Posted April. 21, 2020 07:41,   

Updated April. 21, 2020 07:41


It is not easy to be an athlete these days with all training facilities closed due to COVID-19. Olympic swimmer Park Na-ri is experiencing the same challenges. She does weight training for a couple of hours in the morning and swims for another couple of hours in the afternoon at pools in Seoul and nearby areas that are still open. She often goes hiking on weekends too. However, it is not enough compared to her usual training schedule of six hours per day to stay competitive with younger athletes.

Park’s strict training regimen started with a reason. She used to garner much attention in 2004 when she was a freshman in high school for competing in the 200m individual medley at the 2004 Summer Olympics in Athens. Then, she was called a successor to Choi Yun-hui, a famous female swimmer in South Korea. However, Park was soon forgotten due to injuries and had not made it to the national swim team since 2011.

After training consistently for years, Park finally got her chance in 2018 at the age of 30. She won first place in the 200m individual freestyle at the Korean National Sports Festival for the first time in seven years. She put her name again on the list of national swimmers in the following year and competed in the women’s 800m relay at the FINA World Championships in Gwangju.
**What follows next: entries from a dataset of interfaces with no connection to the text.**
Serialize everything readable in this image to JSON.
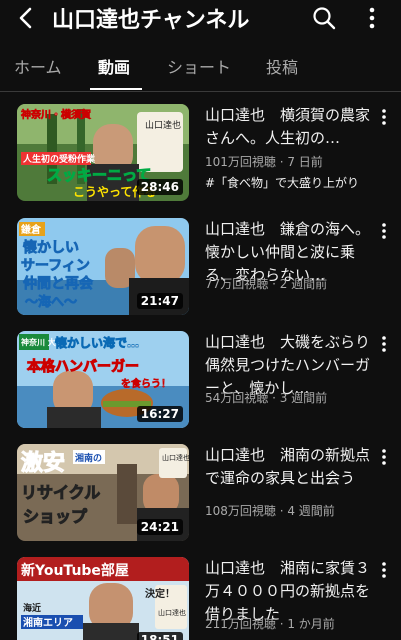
{
  "header": {
    "back_icon": "arrow-left-icon",
    "channel_title": "山口達也チャンネル",
    "search_icon": "search-icon",
    "menu_icon": "more-vert-icon"
  },
  "tabs": [
    {
      "label": "ホーム",
      "active": false
    },
    {
      "label": "動画",
      "active": true
    },
    {
      "label": "ショート",
      "active": false
    },
    {
      "label": "投稿",
      "active": false
    }
  ],
  "videos": [
    {
      "title": "山口達也　横須賀の農家さんへ。人生初の…",
      "meta": "101万回視聴 · 7 日前",
      "badge": "#「食べ物」で大盛り上がり",
      "duration": "28:46",
      "thumb_texts": [
        "神奈川・横須賀",
        "人生初の受粉作業",
        "スッキーニって",
        "こうやって作る",
        "山口達也"
      ]
    },
    {
      "title": "山口達也　鎌倉の海へ。懐かしい仲間と波に乗る、変わらない…",
      "meta": "77万回視聴 · 2 週間前",
      "duration": "21:47",
      "thumb_texts": [
        "鎌倉",
        "懐かしい",
        "サーフィン",
        "仲間と再会",
        "～海へ～"
      ]
    },
    {
      "title": "山口達也　大磯をぶらり　偶然見つけたハンバーガーと、懐かし…",
      "meta": "54万回視聴 · 3 週間前",
      "duration": "16:27",
      "thumb_texts": [
        "神奈川 大磯",
        "懐かしい海で…",
        "本格ハンバーガー",
        "を食らう！"
      ]
    },
    {
      "title": "山口達也　湘南の新拠点で運命の家具と出会う",
      "meta": "108万回視聴 · 4 週間前",
      "duration": "24:21",
      "thumb_texts": [
        "激安",
        "湘南の",
        "リサイクル",
        "ショップ",
        "山口達也"
      ]
    },
    {
      "title": "山口達也　湘南に家賃３万４０００円の新拠点を借りました",
      "meta": "211万回視聴 · 1 か月前",
      "duration": "18:51",
      "thumb_texts": [
        "新YouTube部屋",
        "決定！",
        "海近",
        "湘南エリア",
        "山口達也"
      ]
    }
  ]
}
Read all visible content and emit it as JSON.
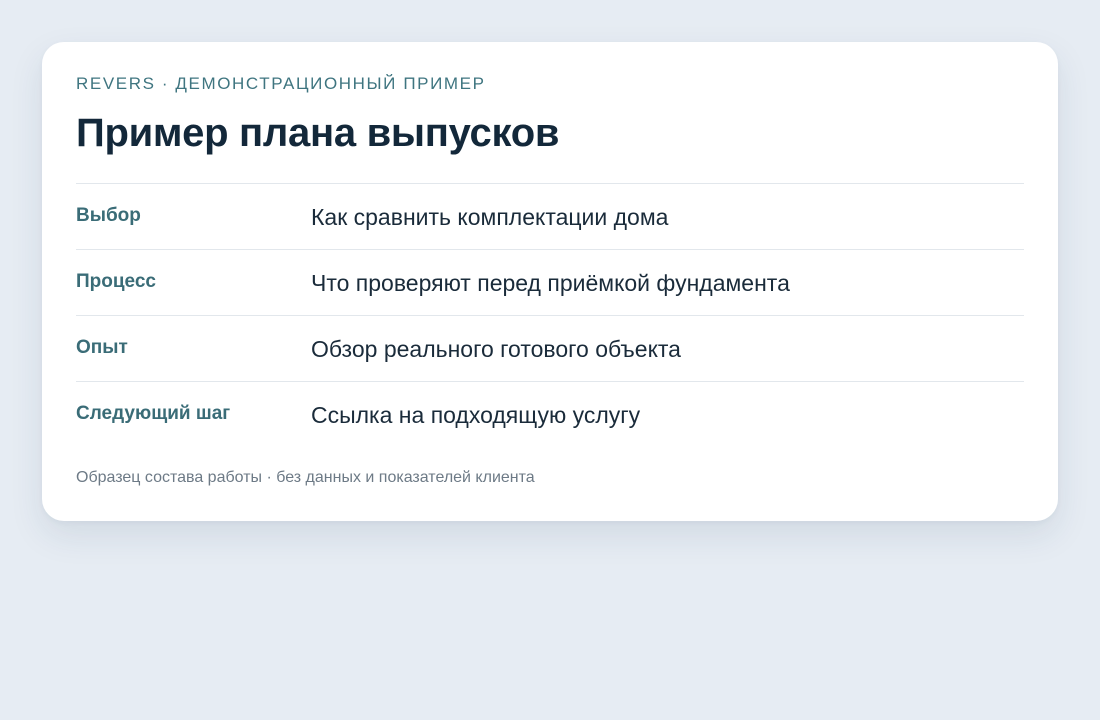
{
  "card": {
    "eyebrow": "REVERS · ДЕМОНСТРАЦИОННЫЙ ПРИМЕР",
    "title": "Пример плана выпусков",
    "rows": [
      {
        "label": "Выбор",
        "value": "Как сравнить комплектации дома"
      },
      {
        "label": "Процесс",
        "value": "Что проверяют перед приёмкой фундамента"
      },
      {
        "label": "Опыт",
        "value": "Обзор реального готового объекта"
      },
      {
        "label": "Следующий шаг",
        "value": "Ссылка на подходящую услугу"
      }
    ],
    "footnote": "Образец состава работы · без данных и показателей клиента"
  },
  "colors": {
    "background": "#e6ecf3",
    "card": "#ffffff",
    "accent": "#3f7580",
    "title": "#13283a",
    "muted": "#6d7a86"
  }
}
The South Korean team won the 12th position in the women’s 800m relay and earned a ticket to the Tokyo Olympics. Park’s goal for the upcoming Olympics is to be selected as one of the four swimmers to compete in the relay, as well as to swim for the 200m individual freestyle race. She should win first place at a selection contest for the national team to achieve these goals. She will turn 34 next year. It won’t be easy for her but Park continues to train hard as she understands its importance.

On Sunday when it began raining early in the morning, Park sent a picture taken on top of Mount Buram in Seoul. Park’s preparation for her last Olympics continues.

Bae-Jung Kim wanted@donga.com